Earlier this summer I walked some streets in Eagle Rock, observed conditions and noted my impressions. One of the streets I walked was Las Flores Drive. Las Flores is perhaps one of Eagle Rock’s narrowest and must unassuming streets, it rests parallel between our main commercial corridor – Colorado Boulevard – and one of our most prestigious and wealthy streets – Hill Drive.
Las Flores Drive is marked in blue (with a brief jog onto Hill Drive as Las Flores is bisected by Caspar Avenue), Colorado Boulevard is marked in red, and Hill Drive is the unmarked, winding street roughly parallel Las Flores to the north.

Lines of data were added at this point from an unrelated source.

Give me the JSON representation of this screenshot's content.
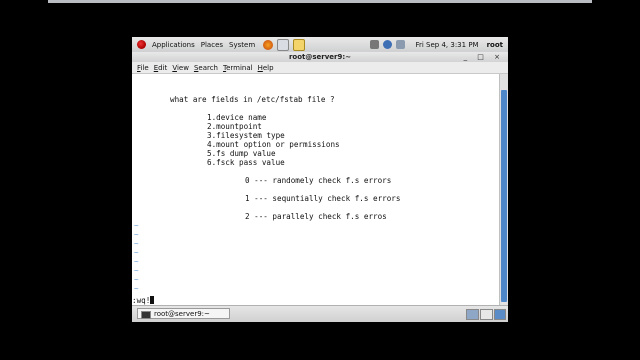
{
  "panel": {
    "applications": "Applications",
    "places": "Places",
    "system": "System",
    "clock": "Fri Sep  4,  3:31 PM",
    "user": "root"
  },
  "window": {
    "title": "root@server9:~",
    "controls": "_ □ ×"
  },
  "menu": [
    "File",
    "Edit",
    "View",
    "Search",
    "Terminal",
    "Help"
  ],
  "terminal": {
    "question": "what are fields in /etc/fstab file ?",
    "fields": [
      "1.device name",
      "2.mountpoint",
      "3.filesystem type",
      "4.mount option or permissions",
      "5.fs dump value",
      "6.fsck pass value"
    ],
    "fsck_values": [
      "0 --- randomely check f.s errors",
      "1 --- sequntially check f.s errors",
      "2 --- parallely check f.s erros"
    ],
    "tilde": "~",
    "command": ":wq!"
  },
  "taskbar": {
    "task_label": "root@server9:~"
  },
  "colors": {
    "scrollbar": "#4d86c9",
    "tilde": "#6c9ed6"
  }
}
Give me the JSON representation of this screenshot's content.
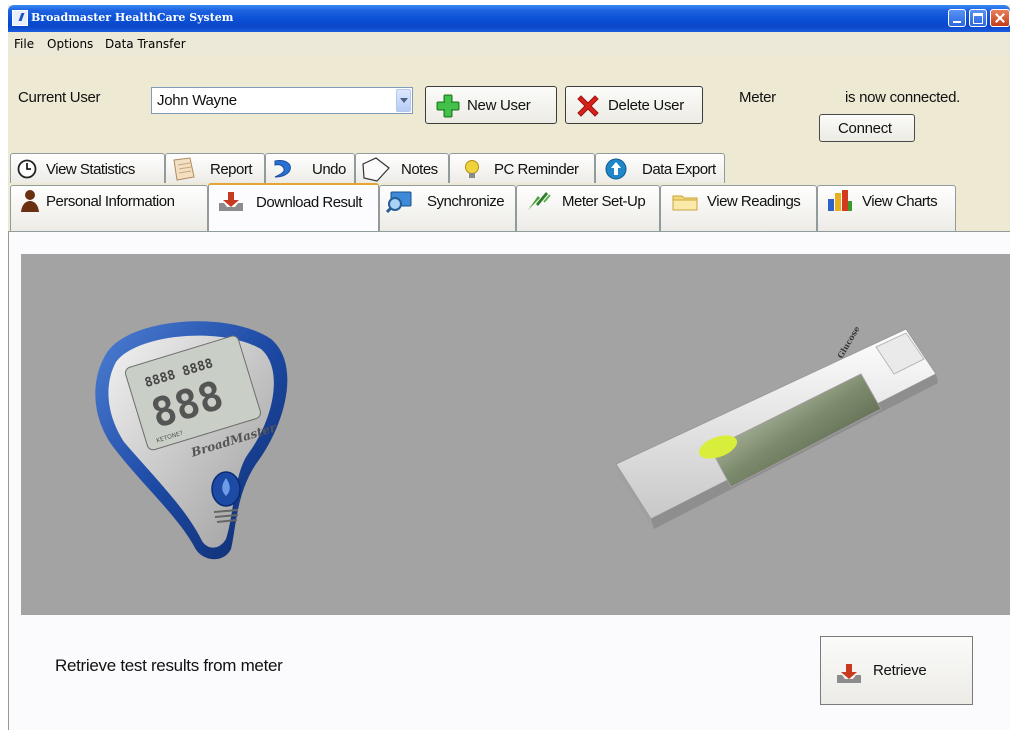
{
  "window": {
    "title": "Broadmaster HealthCare System"
  },
  "menu": [
    "File",
    "Options",
    "Data Transfer"
  ],
  "user_bar": {
    "current_user_label": "Current User",
    "current_user_value": "John Wayne",
    "new_user": "New User",
    "delete_user": "Delete User",
    "meter_label": "Meter",
    "meter_status": "is now connected.",
    "connect": "Connect"
  },
  "tabs_row1": [
    {
      "label": "View Statistics",
      "icon": "clock-icon"
    },
    {
      "label": "Report",
      "icon": "notepad-icon"
    },
    {
      "label": "Undo",
      "icon": "undo-arrow-icon"
    },
    {
      "label": "Notes",
      "icon": "note-page-icon"
    },
    {
      "label": "PC Reminder",
      "icon": "bulb-icon"
    },
    {
      "label": "Data Export",
      "icon": "export-globe-icon"
    }
  ],
  "tabs_row2": [
    {
      "label": "Personal Information",
      "icon": "person-icon"
    },
    {
      "label": "Download Result",
      "icon": "download-tray-icon",
      "active": true
    },
    {
      "label": "Synchronize",
      "icon": "monitor-search-icon"
    },
    {
      "label": "Meter Set-Up",
      "icon": "wrench-icon"
    },
    {
      "label": "View Readings",
      "icon": "folder-icon"
    },
    {
      "label": "View Charts",
      "icon": "bar-chart-icon"
    }
  ],
  "device_images": {
    "meter_brand": "BroadMaster",
    "meter_display": "888",
    "meter_small_digits": "8888 8888",
    "meter_keytone": "KETONE?"
  },
  "download": {
    "instruction": "Retrieve test results from meter",
    "retrieve": "Retrieve"
  },
  "colors": {
    "titlebar": "#0a4fd6",
    "meter_blue": "#1d4aa5",
    "device_panel": "#a3a3a3"
  }
}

Now, Las Flores is a little disjointed, as I’ve noted in a previous post, but it can be understood, especially with the image above, that it mostly parallels Hill Drive and Colorado Boulevard.
I started my walk on the eastern end where Las Flores intersects with Townsend Avenue
Looking west on Las Flores Drive from Townsend Avenue
A lone pedestrian tries to cross Colorado Boulevard to reach Trader Joe’s
A vibrant commercial corridor is in part identified by how easy it is to cross the street. The easier it is to cross, typically, the more shopping and people friendly a street is. Think about Colorado Boulevard in Old Town Pasadena or York Boulevard between Avenue 50 and Avenue 53 in Highland Park. Both these streets have safe, convenient crossings on every block that make it easy to stroll while fostering a low stress environment for people on foot. Along these business corridors pedestrians are not confined to one side of the street for long intervals.
Conversely, on Eagle Rock’s main commercial corridor – which is frequently defined by Colorado Boulevard as it runs between Eagle Rock Boulevard and Townsend Avenue – only 7 of 12 intersections have crossing opportunities. At roughly 3,800ft long, the “downtown Eagle Rock commercial corridor” has two major gaps in crossing opportunities.
Colorado Boulevard, the commercial center of Eagle Rock, will undergo a transformation if the initiative Take Back The Boulevard can maintain the momentum it is experiencing at the moment. A lot of ideas about how to improve the boulevard are being circulated– everything from angled parking to sidewalk extensions, to increased greenery, to bike lanes, and more! Just the other day Eastsider shared the idea of reversed angle in parking as solution.
While there are many popular ideas, I feel that it is important to reflect on the mission of this worthy effort to reclaim our main street from the dangerous freeway it currently resembles. Take Back The Boulevard seeks to transform Colorado Boulevard into a safe, sustainable, and vibrant street in order to stimulate economic growth, increase public safety and enhance community pride. Given that we cannot accommodate all the possible ideas being discussed due to limited space on the street I would like to share why I believe a solution that includes protected bike lanes, also known as cycle tracks, could fulfill as many of the desires of this initiative and is perhaps the most promising solution available.